He was companionable with a characteristic reserve, declining to sit on the laps even of his intimates, but preferring instead to stretch on the couch beside a friend, exerting light pressure on the thigh with all four feet. He was perfectly capable however of soliciting affection at the appropriate time, reaching up to touch a face or a forearm with a gesture whose meaning was: "It's time for you to pet me now." Many who knew him wish they could be as clear in their communication, or as effective.

Though he never practiced ministry he consorted all his life with pastors, and they often thought that, had he chosen to pursue such a career, he would have done well in it. His ways were quiet and his voice was small, but he chose his utterances carefully and displayed excellent listening skills. Comfortable with silence and clear in his boundaries, he put all at their ease and comforted many during his career with a truly pastoral presence.

Though his heart was firmly anchored in the home, he always enjoyed the outdoors. As a child growing up in the suburbs he investigated the perspectives available from garage roofs and from the upper reaches of grape trellises, conducting research from those locations on avian behavior and the domestic habits of squirrels. He spent most of his adult life however in a home located amidst forests, ridges and miniature streams. This wild and constantly changing terrain called him irresistibly, and he would sometimes take a walk through the woods with a family member, lagging behind or running ahead as his curiosity might prompt him, checking in by voice with his companion just at the moment when he seemed to be lost.

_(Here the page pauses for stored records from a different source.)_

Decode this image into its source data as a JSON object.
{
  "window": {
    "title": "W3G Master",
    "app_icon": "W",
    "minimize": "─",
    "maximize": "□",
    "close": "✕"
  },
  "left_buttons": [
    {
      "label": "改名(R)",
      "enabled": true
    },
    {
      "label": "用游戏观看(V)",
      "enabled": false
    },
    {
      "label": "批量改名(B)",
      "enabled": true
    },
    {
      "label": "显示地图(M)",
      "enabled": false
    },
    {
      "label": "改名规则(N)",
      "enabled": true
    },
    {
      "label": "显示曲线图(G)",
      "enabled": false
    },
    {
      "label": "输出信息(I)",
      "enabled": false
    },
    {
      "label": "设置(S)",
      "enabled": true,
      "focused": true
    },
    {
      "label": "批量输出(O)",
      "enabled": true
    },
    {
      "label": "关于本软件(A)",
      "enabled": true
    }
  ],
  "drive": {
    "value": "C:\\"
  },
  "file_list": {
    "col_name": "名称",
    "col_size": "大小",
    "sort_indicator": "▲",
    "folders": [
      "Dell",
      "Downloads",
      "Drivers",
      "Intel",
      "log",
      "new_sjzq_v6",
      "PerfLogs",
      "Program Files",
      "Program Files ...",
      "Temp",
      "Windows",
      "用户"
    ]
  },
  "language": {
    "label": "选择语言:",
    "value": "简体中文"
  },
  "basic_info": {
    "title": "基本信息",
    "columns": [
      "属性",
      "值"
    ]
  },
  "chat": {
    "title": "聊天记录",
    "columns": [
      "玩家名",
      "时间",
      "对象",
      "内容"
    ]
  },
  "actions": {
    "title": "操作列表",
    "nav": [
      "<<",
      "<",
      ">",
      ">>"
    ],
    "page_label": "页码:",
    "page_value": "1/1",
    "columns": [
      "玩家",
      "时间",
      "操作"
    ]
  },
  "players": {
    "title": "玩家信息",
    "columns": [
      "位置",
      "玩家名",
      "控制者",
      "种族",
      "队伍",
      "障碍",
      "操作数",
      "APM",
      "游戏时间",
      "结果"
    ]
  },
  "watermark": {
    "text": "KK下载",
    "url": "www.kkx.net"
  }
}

His frequent solo expeditions in nature were sometimes rewarded with zoological discoveries. He would return with an enlistee for home athletic events, carefully preserved from harm and voicing its enthusiasm from the jaws of its recruiter -- a mouse or a mole or, on one memorable occasion, a baby bunny. That these guests were uniformly unharmed when members of his family returned them to the environment is a testament to his innately gentle disposition. Nature was not in his view, at least his part of it, red in tooth and claw.

His habit of peaceful play with the smaller creatures of his world sets one of his last actions in remarkable relief. About a week before he died, although much weakened by his disease, he caught, killed and ate a mouse who had invaded his city home. His younger feline apprentice stood by in amazement, to see his elder display such determination. It is hoped that this vivid example of domestic protectiveness will serve the youth as a model, in the course of an urban future.

Alabaster's remains will be cremated, and his family will devote his ashes at a suitable time to a location that suits his interests and affections. Good night, sweet prince.